Do you remember when our friends built us a veggie garden in the wasteland behind our house? Well we’ve just trashed it, but all in the name of home improvements. We discovered last summer just how bad mould can be! It was everywhere: clothes, furniture, cupboards… I am not someone who usually reacts to things like that (skin allergies, yes; hayfever, yes; other respiratory problems? No!) but even I was wheezing, despite wiping everything down repeatedly with tea tree oil, eucalyptus oil… and whatever other home remedies were recommended by those experienced in the ways of “Coffs Harbour mould”.
Once the humidity levels died away and the mould went too we researched our options to prevent us going through the same thing again, and it boils down to sufficient ventilation under the house + facilitating water moving away from the house. You know how hard and often it rains here… buckets of the stuff, especially over the summer, and we’ve built fairly close to the hillside, and on clay. Consequently the vegetation around the house retains water, the clay prevents water from draining away, and the position of the house doesn’t maximise cross-ventilation under the house. Well, you live and learn.
Last weekend we dug out our veggie garden (* sniff *), but only temporarily, and relocated the plants to the big veggie patch down the hill. The wonderful soil brought in by our lovely friends went to fill up the planter box built into the side of our verandah, which has languished, unloved and full of big bits of polystyrene (packaging materials: useful to add bulk to the bottom of the planter so that we don’t need to find 1.5 cubic metres of expensive soil to fill it!). The clay at the back of the house has been dug and compacted to slope away from the house and towards the agricultural drains that will be put in along the edge of the hillside, and concrete will be laid on top, both to help the water run towards the drains and to give us (finally!) a smooth, hard path around the house. There are planting areas built into the new layout which will give us both the veggie and herb gardens back plus room for permanent planting, and the lower batter of the slope will be weed-matted and planted up with something nice, although we haven’t yet decided what. There will be enough room for a table and chairs out there, which is a nice sun trap in spring and autumn, and we’ll finally be able to use the big washing line.
The next step of the process is to put two big fans into the crawl space under the house: they don’t use much electricity (useful when you’re on solar power!) and will have timers so they don’t run all day, but in theory the increased circulation of air, combined with reduced build-up of water, will mean less mould.

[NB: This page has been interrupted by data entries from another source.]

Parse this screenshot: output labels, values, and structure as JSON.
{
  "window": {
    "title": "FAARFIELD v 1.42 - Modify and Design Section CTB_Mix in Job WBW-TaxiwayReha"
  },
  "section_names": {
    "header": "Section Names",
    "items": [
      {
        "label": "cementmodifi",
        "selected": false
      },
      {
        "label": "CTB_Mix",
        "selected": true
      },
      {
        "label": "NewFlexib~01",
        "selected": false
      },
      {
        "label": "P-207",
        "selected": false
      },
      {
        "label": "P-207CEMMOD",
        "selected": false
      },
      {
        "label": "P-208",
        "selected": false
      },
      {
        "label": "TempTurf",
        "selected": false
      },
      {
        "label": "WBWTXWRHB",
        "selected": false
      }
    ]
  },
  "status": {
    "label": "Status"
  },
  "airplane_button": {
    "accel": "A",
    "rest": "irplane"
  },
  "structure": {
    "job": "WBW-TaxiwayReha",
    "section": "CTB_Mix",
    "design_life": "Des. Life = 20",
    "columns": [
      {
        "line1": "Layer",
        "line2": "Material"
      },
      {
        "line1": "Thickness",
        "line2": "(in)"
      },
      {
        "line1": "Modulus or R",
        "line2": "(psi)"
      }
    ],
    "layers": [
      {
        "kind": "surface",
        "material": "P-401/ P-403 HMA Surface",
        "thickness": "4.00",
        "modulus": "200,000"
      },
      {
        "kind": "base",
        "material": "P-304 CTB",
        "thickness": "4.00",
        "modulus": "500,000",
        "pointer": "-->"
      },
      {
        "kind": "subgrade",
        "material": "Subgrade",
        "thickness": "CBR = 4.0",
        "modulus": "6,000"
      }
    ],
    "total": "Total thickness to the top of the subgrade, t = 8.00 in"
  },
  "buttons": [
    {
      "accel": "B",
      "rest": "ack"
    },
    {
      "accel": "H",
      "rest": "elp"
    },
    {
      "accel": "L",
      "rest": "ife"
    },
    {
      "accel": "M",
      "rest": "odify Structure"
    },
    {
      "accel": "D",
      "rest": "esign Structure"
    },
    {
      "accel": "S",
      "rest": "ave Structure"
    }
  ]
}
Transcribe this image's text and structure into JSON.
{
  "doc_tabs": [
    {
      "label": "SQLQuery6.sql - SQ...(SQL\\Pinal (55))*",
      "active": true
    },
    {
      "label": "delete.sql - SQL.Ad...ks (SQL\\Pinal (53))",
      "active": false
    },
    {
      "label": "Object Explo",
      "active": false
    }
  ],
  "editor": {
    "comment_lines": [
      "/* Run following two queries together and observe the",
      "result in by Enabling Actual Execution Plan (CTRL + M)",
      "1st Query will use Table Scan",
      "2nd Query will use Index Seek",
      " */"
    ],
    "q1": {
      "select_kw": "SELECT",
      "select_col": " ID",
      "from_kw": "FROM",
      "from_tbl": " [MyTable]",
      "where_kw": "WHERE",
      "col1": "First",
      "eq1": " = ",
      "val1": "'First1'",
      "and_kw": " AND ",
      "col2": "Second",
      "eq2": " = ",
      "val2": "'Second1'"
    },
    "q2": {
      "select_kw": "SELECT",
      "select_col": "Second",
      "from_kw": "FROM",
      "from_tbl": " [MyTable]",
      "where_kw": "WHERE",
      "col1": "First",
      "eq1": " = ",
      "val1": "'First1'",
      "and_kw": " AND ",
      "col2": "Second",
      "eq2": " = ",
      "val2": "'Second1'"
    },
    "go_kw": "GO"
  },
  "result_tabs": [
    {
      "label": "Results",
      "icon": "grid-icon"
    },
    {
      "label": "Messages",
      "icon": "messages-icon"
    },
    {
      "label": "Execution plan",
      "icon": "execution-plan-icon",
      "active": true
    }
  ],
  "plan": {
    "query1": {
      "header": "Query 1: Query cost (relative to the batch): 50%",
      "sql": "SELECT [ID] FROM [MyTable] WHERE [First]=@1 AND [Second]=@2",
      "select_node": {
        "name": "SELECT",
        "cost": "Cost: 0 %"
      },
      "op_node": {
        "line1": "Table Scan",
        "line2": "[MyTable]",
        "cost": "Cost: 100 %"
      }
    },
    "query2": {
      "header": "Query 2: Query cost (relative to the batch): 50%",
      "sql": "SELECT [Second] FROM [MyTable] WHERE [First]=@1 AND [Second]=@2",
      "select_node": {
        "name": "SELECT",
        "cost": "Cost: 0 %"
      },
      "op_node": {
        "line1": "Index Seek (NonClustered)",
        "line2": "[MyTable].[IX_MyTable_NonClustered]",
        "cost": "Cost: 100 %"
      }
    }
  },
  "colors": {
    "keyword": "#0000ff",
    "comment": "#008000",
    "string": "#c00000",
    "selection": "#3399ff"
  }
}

Lastly, we’re taking the opportunity to provide some extra shade in summer by planting a ‘living wall’ along the back deck. We discovered that in mid-summer the angle of the sun over the ridge of rainforest at the back means that it shines into the hall and the laundry for several hours in the afternoon, which heats up the whole house. We’re putting in big wooden posts, tensioned with the sort of cables you see around swimming pools, and we’re going to grow vigourous but deciduous climbers up the frame! Current favourite suggestions include wisteria, grape vines and kiwi fruit, but I fancy filling in the gaps – if there are any – with things like runner beans, so we’ll see how we go. It’s very exciting.
And this is the planted-up planter. We absolutely should NOT have gone to a garden centre last weekend, and when we did we should NOT have enjoyed a very nice coffee and cake in their lovely cafe, and when we’d spent the money we don’t have on that little bit of indulgence we absolutely should NOT have eyed off the specialist grower’s new consignment of bromeliads… Somehow we found ourselves at the till with a trolley load of shade-loving tropical goodies, trying not to look at the total. I felt the least I could do was plant up the planter box immediately.